#### EXERCISE REQUIREMENTS:
Whichever lines include the word "Invoice", copy them as they appear in the data.

#### INFORMATION SHOWN:
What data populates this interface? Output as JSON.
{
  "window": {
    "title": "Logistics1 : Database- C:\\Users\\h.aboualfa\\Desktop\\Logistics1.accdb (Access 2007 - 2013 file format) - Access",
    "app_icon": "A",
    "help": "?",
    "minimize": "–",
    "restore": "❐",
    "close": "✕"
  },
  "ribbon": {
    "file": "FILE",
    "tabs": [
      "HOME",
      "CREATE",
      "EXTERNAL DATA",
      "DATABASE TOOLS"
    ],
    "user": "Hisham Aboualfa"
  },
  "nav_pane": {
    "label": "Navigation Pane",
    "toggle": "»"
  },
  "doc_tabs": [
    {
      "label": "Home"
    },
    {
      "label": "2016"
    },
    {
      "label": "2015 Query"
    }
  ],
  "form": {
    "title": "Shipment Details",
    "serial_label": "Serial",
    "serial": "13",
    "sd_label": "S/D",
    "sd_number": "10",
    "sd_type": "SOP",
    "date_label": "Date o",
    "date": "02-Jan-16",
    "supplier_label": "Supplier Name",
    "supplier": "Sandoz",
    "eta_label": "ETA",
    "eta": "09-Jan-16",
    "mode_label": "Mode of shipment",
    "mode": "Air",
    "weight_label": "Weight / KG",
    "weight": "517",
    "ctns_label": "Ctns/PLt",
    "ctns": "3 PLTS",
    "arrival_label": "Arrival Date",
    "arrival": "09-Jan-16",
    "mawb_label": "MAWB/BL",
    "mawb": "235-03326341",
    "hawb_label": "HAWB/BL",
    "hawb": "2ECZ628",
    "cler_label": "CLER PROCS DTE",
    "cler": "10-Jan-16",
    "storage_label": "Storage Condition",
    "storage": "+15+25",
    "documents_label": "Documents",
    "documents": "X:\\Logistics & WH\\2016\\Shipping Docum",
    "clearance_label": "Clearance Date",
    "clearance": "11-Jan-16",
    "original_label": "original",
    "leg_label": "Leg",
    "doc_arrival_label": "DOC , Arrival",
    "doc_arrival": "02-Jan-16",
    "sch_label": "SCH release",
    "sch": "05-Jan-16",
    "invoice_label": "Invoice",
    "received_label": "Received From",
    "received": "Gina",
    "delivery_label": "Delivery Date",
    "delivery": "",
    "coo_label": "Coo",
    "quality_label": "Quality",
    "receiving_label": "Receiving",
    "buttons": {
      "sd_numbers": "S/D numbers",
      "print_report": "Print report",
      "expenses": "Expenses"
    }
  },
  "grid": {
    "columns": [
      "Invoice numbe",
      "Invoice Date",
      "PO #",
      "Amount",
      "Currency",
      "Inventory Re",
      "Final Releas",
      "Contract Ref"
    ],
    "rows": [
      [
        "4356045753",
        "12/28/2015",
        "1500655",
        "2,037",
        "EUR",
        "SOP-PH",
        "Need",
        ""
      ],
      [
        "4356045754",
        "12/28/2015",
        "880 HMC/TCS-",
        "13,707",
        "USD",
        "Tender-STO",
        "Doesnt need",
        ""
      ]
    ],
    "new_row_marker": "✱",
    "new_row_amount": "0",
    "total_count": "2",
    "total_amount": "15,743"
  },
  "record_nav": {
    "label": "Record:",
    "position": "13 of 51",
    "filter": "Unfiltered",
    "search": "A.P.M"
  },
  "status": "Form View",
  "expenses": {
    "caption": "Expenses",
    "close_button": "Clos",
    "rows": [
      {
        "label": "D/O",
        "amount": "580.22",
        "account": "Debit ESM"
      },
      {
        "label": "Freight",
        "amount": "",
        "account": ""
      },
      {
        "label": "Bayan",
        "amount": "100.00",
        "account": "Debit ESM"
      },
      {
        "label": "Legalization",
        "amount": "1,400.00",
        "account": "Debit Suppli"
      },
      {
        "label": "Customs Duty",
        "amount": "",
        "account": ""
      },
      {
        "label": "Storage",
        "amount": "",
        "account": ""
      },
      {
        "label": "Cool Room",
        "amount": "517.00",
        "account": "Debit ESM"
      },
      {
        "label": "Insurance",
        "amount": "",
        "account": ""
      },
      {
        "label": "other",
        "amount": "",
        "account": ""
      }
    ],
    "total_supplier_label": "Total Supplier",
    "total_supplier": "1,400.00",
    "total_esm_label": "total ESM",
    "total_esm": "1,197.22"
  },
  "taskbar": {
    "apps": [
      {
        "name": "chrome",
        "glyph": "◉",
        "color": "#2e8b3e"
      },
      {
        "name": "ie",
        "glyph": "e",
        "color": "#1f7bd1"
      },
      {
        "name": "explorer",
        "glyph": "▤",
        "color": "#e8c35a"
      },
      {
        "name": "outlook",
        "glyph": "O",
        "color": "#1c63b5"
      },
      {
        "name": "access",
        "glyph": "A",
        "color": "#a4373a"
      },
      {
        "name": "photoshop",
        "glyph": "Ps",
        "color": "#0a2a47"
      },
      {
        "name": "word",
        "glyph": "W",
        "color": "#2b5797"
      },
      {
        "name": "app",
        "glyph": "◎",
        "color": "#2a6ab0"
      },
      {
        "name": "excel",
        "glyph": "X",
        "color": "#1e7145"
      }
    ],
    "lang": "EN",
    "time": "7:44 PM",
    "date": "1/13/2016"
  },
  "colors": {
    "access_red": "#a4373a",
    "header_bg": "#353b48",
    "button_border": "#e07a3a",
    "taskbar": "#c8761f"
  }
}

#### OUTPUT BELOW:
    "invoice_label": "Invoice",
      "Invoice numbe",
      "Invoice Date",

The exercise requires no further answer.